## TASK:
Scan the material for the string "content" and copy out every line in which it occurs.

## RECORDS SHOWN:

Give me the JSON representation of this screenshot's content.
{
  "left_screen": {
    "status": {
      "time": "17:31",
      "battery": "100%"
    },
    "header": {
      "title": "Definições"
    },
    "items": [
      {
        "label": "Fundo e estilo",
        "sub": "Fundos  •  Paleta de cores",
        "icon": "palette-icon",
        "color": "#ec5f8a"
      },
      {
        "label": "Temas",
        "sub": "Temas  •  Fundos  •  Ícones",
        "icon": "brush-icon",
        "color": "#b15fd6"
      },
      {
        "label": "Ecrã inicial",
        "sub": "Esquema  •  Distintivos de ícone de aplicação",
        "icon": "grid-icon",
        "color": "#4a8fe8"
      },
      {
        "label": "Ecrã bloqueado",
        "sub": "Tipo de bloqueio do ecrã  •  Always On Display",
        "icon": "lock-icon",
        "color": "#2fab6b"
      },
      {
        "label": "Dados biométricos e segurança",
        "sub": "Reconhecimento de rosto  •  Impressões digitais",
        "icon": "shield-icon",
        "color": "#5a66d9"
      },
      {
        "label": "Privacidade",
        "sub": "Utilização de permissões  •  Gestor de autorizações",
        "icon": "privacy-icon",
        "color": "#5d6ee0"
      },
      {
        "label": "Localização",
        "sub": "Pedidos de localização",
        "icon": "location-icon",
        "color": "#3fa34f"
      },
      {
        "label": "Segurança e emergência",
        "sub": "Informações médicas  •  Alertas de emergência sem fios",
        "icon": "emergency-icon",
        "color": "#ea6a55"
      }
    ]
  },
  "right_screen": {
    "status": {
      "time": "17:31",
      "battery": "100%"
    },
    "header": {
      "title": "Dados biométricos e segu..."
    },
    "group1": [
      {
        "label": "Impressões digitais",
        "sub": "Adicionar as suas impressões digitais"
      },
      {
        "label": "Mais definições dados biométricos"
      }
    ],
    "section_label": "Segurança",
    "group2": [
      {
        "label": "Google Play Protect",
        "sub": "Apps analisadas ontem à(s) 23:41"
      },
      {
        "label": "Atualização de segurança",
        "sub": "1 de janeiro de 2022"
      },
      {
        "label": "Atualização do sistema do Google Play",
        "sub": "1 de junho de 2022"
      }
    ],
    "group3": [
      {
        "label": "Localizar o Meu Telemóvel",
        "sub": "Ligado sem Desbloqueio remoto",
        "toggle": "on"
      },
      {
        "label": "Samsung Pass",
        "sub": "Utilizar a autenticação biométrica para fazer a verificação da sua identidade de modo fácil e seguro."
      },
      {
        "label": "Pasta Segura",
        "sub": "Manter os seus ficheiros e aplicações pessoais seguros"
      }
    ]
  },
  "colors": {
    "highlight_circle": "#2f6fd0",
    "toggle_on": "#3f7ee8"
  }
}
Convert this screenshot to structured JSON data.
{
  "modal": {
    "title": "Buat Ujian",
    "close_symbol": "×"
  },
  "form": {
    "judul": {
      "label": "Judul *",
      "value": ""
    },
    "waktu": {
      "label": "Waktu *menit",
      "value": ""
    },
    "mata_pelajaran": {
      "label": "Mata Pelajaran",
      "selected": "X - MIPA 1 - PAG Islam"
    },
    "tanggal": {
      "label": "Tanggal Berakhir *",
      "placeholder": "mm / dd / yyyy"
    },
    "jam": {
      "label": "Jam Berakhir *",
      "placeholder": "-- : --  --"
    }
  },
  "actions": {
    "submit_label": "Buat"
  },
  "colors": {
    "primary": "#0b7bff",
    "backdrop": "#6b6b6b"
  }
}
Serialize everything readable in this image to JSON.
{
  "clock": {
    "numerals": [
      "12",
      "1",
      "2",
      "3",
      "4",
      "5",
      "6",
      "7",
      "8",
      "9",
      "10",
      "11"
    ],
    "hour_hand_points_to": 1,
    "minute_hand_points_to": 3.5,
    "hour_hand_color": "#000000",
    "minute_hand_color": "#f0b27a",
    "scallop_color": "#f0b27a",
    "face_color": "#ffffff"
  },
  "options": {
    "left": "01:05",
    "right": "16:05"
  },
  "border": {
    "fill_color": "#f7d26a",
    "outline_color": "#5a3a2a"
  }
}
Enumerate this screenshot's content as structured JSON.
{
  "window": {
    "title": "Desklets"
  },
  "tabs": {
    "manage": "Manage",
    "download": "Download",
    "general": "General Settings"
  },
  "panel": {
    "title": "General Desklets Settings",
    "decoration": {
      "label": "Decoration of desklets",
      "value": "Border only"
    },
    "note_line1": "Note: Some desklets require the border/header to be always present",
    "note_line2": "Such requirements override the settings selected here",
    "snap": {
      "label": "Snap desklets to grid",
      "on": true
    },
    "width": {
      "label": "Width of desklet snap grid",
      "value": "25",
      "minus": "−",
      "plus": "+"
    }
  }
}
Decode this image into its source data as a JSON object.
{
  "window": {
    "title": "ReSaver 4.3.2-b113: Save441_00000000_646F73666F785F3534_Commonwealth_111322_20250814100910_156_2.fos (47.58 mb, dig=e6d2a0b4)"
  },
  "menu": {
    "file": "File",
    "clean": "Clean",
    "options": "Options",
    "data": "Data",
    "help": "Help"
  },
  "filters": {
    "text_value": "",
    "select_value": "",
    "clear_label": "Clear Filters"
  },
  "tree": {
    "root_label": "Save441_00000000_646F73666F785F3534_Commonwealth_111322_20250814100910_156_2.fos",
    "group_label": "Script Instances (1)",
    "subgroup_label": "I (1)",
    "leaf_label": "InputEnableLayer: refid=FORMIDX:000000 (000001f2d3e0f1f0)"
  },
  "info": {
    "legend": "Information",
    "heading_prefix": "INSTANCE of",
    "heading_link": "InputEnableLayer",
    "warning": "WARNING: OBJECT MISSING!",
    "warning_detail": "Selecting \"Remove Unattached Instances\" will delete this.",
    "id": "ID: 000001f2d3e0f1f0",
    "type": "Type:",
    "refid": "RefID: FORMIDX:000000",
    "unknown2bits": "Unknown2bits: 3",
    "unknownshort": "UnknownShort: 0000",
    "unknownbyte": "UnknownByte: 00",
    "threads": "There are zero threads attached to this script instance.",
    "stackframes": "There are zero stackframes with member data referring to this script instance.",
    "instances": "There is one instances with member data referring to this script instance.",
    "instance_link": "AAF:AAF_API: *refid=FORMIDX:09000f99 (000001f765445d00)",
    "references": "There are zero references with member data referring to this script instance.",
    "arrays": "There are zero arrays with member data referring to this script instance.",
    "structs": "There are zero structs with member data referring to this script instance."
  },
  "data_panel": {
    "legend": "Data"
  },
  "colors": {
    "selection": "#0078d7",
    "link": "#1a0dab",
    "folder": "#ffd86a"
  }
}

## RESPONSE TO THIS TASK:
Give me the JSON representation of this screenshot's content.
Enumerate this screenshot's content as structured JSON.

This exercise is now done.